This is another analog modular improvisation with added drums (Toontrack EZdrummer) and some Mellotron (GForce M-Tron) choir sounds. Drums and choir chords were prepared in Ableton Live and there’s quite some interaction between the things I do in Live and on the A-100 (thanks to Kenton Pro 2000, Doepfer A-119 and Steinberg MR816).
The bass line is made of two A-110 VCOs (both with sawtooth waves, same octave) put through an A-108 Ladder Filter (24 dB out), doubled by another two A-110s through another A-108. The two voices are put in opposite stereo positions. Both voices share the same A-140 ADSRs.
Later, there is a high-pitched voice, which is a single A-111 VCO (triangle wave) put into an A-137-2 Wave Multiplier II and into two chained A-106-1 Xtreme Filters: the first one is set up as highpass, the second one as lowpass. Both filters are controlled by the same A-142 VC Decay. The sequences were controlled by (a) the A-148 S&H fed with coloured noise (bass line), put into an A-156 Quantizer and (b) the arpeggiator of Live (high pitched line). The Mellotron midi notes are used for transposing the A-156 via Kenton interface (last note priority) and for the arpeggiator as well.

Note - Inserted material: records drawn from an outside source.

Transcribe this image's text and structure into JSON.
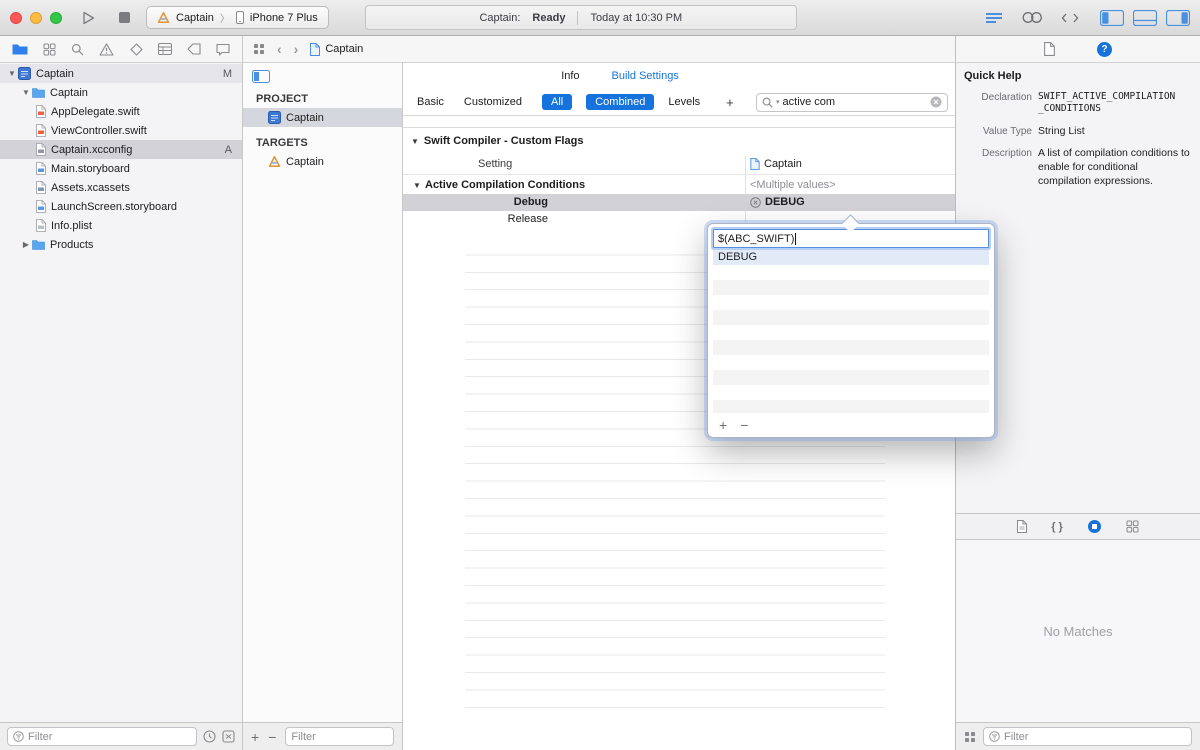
{
  "symbols": {
    "add": "+",
    "remove": "−",
    "open": "▼",
    "closed": "▶",
    "back": "‹",
    "forward": "›",
    "sep": "〉",
    "search_caret": "▾",
    "braces": "{ }"
  },
  "toolbar": {
    "scheme_name": "Captain",
    "device_name": "iPhone 7 Plus",
    "status_app": "Captain:",
    "status_state": "Ready",
    "status_time": "Today at 10:30 PM"
  },
  "jump_bar": {
    "file": "Captain"
  },
  "navigator": {
    "project": {
      "label": "Captain",
      "badge": "M"
    },
    "items": [
      {
        "label": "Captain"
      },
      {
        "label": "AppDelegate.swift"
      },
      {
        "label": "ViewController.swift"
      },
      {
        "label": "Captain.xcconfig",
        "badge": "A"
      },
      {
        "label": "Main.storyboard"
      },
      {
        "label": "Assets.xcassets"
      },
      {
        "label": "LaunchScreen.storyboard"
      },
      {
        "label": "Info.plist"
      },
      {
        "label": "Products"
      }
    ],
    "filter_placeholder": "Filter"
  },
  "project_panel": {
    "project_header": "PROJECT",
    "project_name": "Captain",
    "targets_header": "TARGETS",
    "target_name": "Captain",
    "filter_placeholder": "Filter"
  },
  "editor": {
    "tab_info": "Info",
    "tab_build_settings": "Build Settings",
    "scope_basic": "Basic",
    "scope_customized": "Customized",
    "scope_all": "All",
    "scope_combined": "Combined",
    "scope_levels": "Levels",
    "search_value": "active com",
    "section_title": "Swift Compiler - Custom Flags",
    "col_setting": "Setting",
    "col_target": "Captain",
    "row_group": {
      "name": "Active Compilation Conditions",
      "value": "<Multiple values>"
    },
    "row_debug": {
      "name": "Debug",
      "value": "DEBUG"
    },
    "row_release": {
      "name": "Release"
    }
  },
  "popover": {
    "field_value": "$(ABC_SWIFT)",
    "list": [
      {
        "label": "DEBUG"
      }
    ]
  },
  "inspector": {
    "title": "Quick Help",
    "declaration_label": "Declaration",
    "declaration_value": "SWIFT_ACTIVE_COMPILATION_CONDITIONS",
    "value_type_label": "Value Type",
    "value_type_value": "String List",
    "description_label": "Description",
    "description_value": "A list of compilation conditions to enable for conditional compilation expressions.",
    "no_matches": "No Matches",
    "filter_placeholder": "Filter"
  }
}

Triggers for the bass line are derived from Live’s sequencer clock put through A-160 Clock Divider and then into an A-165 Trigger Modifier. Original, inverted and +/- Trigger from the A-165 are switched in an A-151 Sequential Switch (which is controlled by the gate output of the A-142 that controlls the high pitched sequence). Complicated? The drums were fed into an A-119 External Input where we get the trigger signals to control the A-142. No sound processing of the drums in the A-100, that’s just Live’s built-in tools.
Here we go:
Track length is 04:12.